_EXTRACTED ENTRIES_
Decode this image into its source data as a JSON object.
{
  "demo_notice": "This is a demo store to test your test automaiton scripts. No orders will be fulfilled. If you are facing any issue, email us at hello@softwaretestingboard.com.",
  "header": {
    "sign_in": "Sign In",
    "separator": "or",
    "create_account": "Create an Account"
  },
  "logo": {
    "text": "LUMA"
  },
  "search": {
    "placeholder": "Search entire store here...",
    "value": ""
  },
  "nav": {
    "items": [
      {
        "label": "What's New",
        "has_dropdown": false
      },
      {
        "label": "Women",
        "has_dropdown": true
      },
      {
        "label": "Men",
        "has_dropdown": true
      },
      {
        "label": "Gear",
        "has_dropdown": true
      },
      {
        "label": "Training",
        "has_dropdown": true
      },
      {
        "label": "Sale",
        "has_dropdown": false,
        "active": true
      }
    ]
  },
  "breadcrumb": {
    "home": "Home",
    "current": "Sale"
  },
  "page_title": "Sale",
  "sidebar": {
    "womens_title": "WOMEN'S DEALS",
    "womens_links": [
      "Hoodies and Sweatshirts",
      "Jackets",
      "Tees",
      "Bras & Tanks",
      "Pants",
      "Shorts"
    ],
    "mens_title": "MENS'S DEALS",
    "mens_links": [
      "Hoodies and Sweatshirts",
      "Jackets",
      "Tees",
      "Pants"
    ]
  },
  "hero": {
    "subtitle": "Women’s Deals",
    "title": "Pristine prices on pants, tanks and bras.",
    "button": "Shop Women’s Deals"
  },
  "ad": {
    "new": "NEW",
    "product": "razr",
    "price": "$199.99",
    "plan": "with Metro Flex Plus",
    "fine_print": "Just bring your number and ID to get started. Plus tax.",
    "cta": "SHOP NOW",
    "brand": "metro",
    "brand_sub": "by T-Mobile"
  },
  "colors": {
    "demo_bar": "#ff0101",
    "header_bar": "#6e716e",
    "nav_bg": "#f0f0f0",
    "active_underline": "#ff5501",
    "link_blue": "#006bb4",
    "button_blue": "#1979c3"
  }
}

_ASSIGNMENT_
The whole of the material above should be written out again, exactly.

_RESPONSE TO THE EXERCISE_
Decode this image into its source data as a JSON object.
{
  "demo_notice": "This is a demo store to test your test automaiton scripts. No orders will be fulfilled. If you are facing any issue, email us at hello@softwaretestingboard.com.",
  "header": {
    "sign_in": "Sign In",
    "separator": "or",
    "create_account": "Create an Account"
  },
  "logo": {
    "text": "LUMA"
  },
  "search": {
    "placeholder": "Search entire store here...",
    "value": ""
  },
  "nav": {
    "items": [
      {
        "label": "What's New",
        "has_dropdown": false
      },
      {
        "label": "Women",
        "has_dropdown": true
      },
      {
        "label": "Men",
        "has_dropdown": true
      },
      {
        "label": "Gear",
        "has_dropdown": true
      },
      {
        "label": "Training",
        "has_dropdown": true
      },
      {
        "label": "Sale",
        "has_dropdown": false,
        "active": true
      }
    ]
  },
  "breadcrumb": {
    "home": "Home",
    "current": "Sale"
  },
  "page_title": "Sale",
  "sidebar": {
    "womens_title": "WOMEN'S DEALS",
    "womens_links": [
      "Hoodies and Sweatshirts",
      "Jackets",
      "Tees",
      "Bras & Tanks",
      "Pants",
      "Shorts"
    ],
    "mens_title": "MENS'S DEALS",
    "mens_links": [
      "Hoodies and Sweatshirts",
      "Jackets",
      "Tees",
      "Pants"
    ]
  },
  "hero": {
    "subtitle": "Women’s Deals",
    "title": "Pristine prices on pants, tanks and bras.",
    "button": "Shop Women’s Deals"
  },
  "ad": {
    "new": "NEW",
    "product": "razr",
    "price": "$199.99",
    "plan": "with Metro Flex Plus",
    "fine_print": "Just bring your number and ID to get started. Plus tax.",
    "cta": "SHOP NOW",
    "brand": "metro",
    "brand_sub": "by T-Mobile"
  },
  "colors": {
    "demo_bar": "#ff0101",
    "header_bar": "#6e716e",
    "nav_bg": "#f0f0f0",
    "active_underline": "#ff5501",
    "link_blue": "#006bb4",
    "button_blue": "#1979c3"
  }
}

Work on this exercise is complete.